Little is known about the company except that it is developing communications software and tools for social interaction. Ozzie talked earlier this year about how the company, formerly known as Cocomo, will provide backend cloud services.

Ozzie’s Talko team includes co-founder Matt Pope; the two worked together at Groove Networks and Microsoft. Ransom Richardson, who has also worked with Ozzie at Groove and Microsoft, is a part of the executive team, as well.

Ozzie originally gained fame for Lotus Notes, the company he sold to IBM. He later moved on to Microsoft, where he replaced Bill Gates as chief software architect. Ozzie left Microsoft in 2010 in part due to a conflict with Steve Sinofsky, the Microsoft executive who was recently let go as the president of the Windows division.

It looks like Talko will compete in the Mobile Backend as a Service (MBaaS) market.

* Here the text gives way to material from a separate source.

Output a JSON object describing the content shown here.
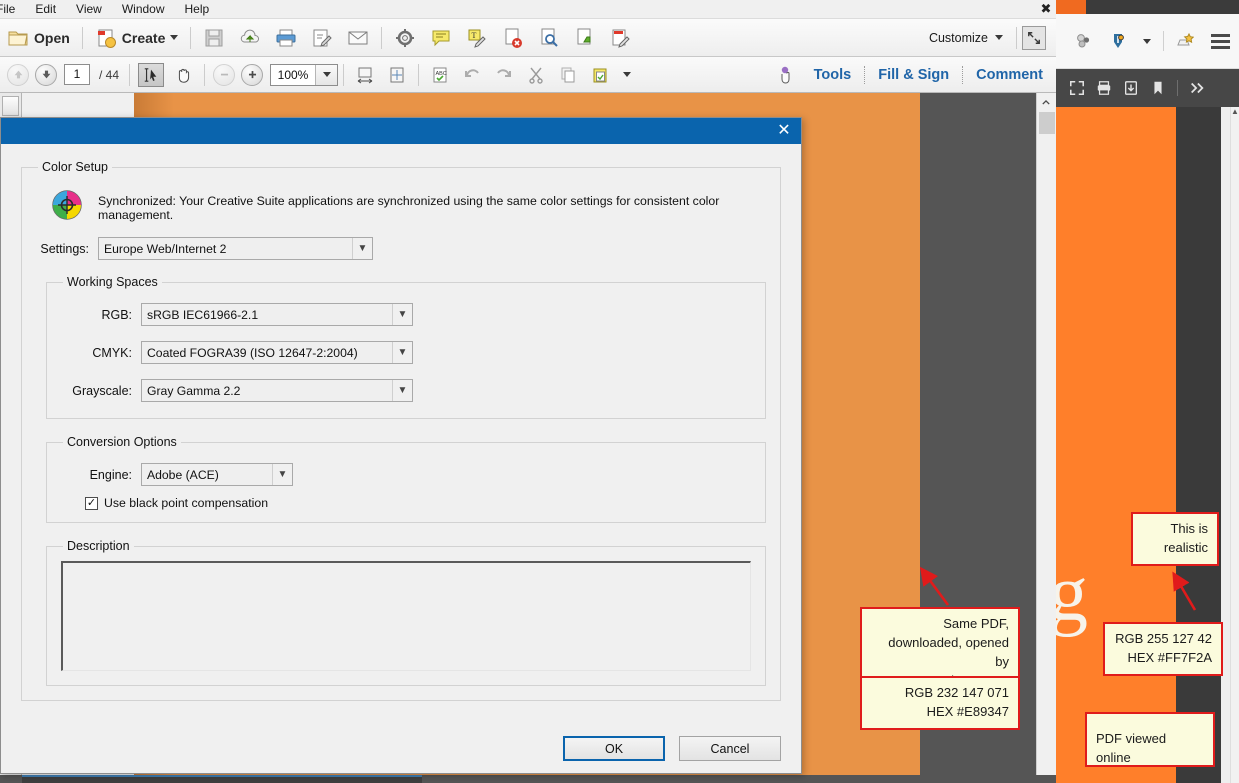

The idea is to remove the complexity for mobile developers so they can focus on developing apps, not setting up the backend environment.

The MBaaS market is a golden niche intended to help customers bridge the solutions of old with the service of this new age of IT. To do that, companies like Kinvey are offering services that do much of the backend work that is often the bane of an organization as it seeks to bridge new and old systems.

Kinvey offers its service through an API, which offers a gateway to iOS, Android, and JavaScript libraries that have access to a RESTful app data store, a CDN-enabled large file store, push notifications, geo-queries with third-party points-of-interest data, mobile analytics, backend versioning, user management, and data-level privacy and security access controls.

Parse, Feed Henry, Apigeee and Kii Cloud are some of the other companies that compete in this market.

If indeed Talko does offer a cloud backend then it will have to be an API. It’s a play that makes sense, considering Ozzie and his other co-founders familiarity with legacy, backend systems.